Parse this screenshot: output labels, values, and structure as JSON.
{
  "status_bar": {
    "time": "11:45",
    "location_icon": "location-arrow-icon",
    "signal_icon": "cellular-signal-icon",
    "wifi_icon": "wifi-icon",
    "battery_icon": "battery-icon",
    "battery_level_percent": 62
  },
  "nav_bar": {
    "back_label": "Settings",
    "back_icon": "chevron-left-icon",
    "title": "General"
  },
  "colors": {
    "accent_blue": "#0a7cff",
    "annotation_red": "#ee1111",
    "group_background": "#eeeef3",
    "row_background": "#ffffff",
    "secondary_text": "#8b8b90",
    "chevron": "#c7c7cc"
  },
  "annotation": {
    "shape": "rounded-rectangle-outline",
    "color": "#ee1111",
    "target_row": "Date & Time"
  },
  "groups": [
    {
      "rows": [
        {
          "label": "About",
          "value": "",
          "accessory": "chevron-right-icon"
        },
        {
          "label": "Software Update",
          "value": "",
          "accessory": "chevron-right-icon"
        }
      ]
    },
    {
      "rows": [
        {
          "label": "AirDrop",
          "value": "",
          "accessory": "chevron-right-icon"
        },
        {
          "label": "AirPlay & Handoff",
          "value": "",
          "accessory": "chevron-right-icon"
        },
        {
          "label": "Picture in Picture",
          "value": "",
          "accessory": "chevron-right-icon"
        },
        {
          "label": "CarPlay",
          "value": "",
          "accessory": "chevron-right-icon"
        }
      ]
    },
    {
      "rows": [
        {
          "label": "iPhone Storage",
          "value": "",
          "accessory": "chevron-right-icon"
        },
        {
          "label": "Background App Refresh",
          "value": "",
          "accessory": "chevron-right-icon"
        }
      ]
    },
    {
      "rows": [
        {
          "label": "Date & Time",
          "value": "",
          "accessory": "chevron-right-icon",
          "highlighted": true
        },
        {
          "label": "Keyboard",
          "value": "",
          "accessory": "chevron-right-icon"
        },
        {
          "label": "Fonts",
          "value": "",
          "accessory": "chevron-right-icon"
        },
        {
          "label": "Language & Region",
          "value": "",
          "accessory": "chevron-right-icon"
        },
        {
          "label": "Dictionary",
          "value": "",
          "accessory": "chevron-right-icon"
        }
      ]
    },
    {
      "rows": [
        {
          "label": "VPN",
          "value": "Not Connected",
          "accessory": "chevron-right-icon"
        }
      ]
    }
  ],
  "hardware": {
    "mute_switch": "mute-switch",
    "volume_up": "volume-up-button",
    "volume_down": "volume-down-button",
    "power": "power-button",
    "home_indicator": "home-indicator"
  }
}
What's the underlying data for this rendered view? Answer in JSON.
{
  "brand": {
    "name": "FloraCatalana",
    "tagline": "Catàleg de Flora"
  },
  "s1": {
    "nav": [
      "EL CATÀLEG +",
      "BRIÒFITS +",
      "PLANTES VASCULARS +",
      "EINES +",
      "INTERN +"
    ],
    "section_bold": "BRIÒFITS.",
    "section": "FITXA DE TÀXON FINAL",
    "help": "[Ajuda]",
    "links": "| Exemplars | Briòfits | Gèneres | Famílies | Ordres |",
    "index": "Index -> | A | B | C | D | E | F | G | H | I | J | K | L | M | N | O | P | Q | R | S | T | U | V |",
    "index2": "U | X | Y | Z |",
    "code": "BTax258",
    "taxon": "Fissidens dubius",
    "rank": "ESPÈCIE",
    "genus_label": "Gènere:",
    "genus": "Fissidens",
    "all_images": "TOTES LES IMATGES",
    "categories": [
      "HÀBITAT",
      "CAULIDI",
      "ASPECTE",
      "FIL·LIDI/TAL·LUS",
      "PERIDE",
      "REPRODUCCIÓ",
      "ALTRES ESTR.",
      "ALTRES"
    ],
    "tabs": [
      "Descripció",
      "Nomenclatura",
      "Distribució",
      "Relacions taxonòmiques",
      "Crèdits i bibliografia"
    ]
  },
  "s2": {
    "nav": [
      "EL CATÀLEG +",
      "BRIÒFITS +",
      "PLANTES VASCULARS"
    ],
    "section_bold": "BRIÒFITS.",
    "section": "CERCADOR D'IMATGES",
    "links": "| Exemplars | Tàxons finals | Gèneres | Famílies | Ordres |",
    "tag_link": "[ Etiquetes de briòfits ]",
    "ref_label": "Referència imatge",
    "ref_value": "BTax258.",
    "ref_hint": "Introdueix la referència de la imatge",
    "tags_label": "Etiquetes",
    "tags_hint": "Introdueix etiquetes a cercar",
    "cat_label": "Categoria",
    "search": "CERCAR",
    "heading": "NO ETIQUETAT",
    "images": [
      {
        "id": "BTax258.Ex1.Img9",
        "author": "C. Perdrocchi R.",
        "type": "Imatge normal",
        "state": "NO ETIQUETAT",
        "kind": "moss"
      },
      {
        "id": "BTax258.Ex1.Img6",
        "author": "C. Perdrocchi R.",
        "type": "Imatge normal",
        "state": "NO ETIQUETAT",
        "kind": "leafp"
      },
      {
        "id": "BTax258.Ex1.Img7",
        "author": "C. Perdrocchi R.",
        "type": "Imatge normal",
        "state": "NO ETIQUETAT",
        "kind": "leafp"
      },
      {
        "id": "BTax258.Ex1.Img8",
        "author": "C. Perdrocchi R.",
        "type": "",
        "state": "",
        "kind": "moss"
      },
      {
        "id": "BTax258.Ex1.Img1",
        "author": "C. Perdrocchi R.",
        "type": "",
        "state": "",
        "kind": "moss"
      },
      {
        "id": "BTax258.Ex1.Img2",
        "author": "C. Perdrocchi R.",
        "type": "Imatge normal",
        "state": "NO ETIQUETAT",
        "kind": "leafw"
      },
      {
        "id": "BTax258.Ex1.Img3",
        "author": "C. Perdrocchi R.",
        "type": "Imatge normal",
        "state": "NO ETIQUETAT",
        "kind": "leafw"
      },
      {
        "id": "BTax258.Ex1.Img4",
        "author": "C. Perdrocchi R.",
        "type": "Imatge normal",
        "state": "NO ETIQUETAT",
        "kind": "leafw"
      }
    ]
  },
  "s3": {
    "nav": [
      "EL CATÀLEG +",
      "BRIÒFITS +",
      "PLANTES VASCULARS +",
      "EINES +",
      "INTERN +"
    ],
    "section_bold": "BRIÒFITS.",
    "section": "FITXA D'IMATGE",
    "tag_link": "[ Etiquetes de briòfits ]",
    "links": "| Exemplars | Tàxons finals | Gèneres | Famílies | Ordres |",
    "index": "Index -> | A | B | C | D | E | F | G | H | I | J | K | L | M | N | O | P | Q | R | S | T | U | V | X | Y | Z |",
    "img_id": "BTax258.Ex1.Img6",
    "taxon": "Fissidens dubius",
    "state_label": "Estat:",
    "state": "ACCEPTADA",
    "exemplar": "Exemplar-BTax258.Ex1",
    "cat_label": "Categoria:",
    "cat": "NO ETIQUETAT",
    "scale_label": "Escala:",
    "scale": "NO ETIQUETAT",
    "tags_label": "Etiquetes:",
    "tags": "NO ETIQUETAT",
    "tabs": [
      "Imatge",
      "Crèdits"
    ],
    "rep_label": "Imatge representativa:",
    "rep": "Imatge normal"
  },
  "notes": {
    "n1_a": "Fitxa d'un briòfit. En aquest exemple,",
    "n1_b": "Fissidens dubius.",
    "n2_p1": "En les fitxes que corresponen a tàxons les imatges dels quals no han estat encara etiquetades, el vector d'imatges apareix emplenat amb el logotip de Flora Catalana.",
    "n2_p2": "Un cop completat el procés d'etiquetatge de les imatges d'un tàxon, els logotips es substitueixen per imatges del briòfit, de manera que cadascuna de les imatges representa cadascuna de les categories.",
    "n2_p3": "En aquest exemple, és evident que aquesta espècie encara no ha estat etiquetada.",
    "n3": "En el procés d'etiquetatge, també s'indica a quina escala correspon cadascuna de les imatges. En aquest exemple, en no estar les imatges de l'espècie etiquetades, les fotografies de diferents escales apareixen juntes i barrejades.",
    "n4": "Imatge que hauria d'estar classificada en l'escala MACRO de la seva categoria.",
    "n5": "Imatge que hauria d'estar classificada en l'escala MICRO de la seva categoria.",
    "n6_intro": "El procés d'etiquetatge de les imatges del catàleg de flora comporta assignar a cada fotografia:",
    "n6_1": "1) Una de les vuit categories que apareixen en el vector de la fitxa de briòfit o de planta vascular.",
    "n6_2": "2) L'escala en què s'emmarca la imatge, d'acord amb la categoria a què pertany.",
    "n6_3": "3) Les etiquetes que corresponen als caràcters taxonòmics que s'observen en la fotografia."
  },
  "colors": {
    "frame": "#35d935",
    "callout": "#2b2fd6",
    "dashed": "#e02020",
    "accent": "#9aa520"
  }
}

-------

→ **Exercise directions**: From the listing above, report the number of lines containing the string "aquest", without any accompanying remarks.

→ **Written solution**: 3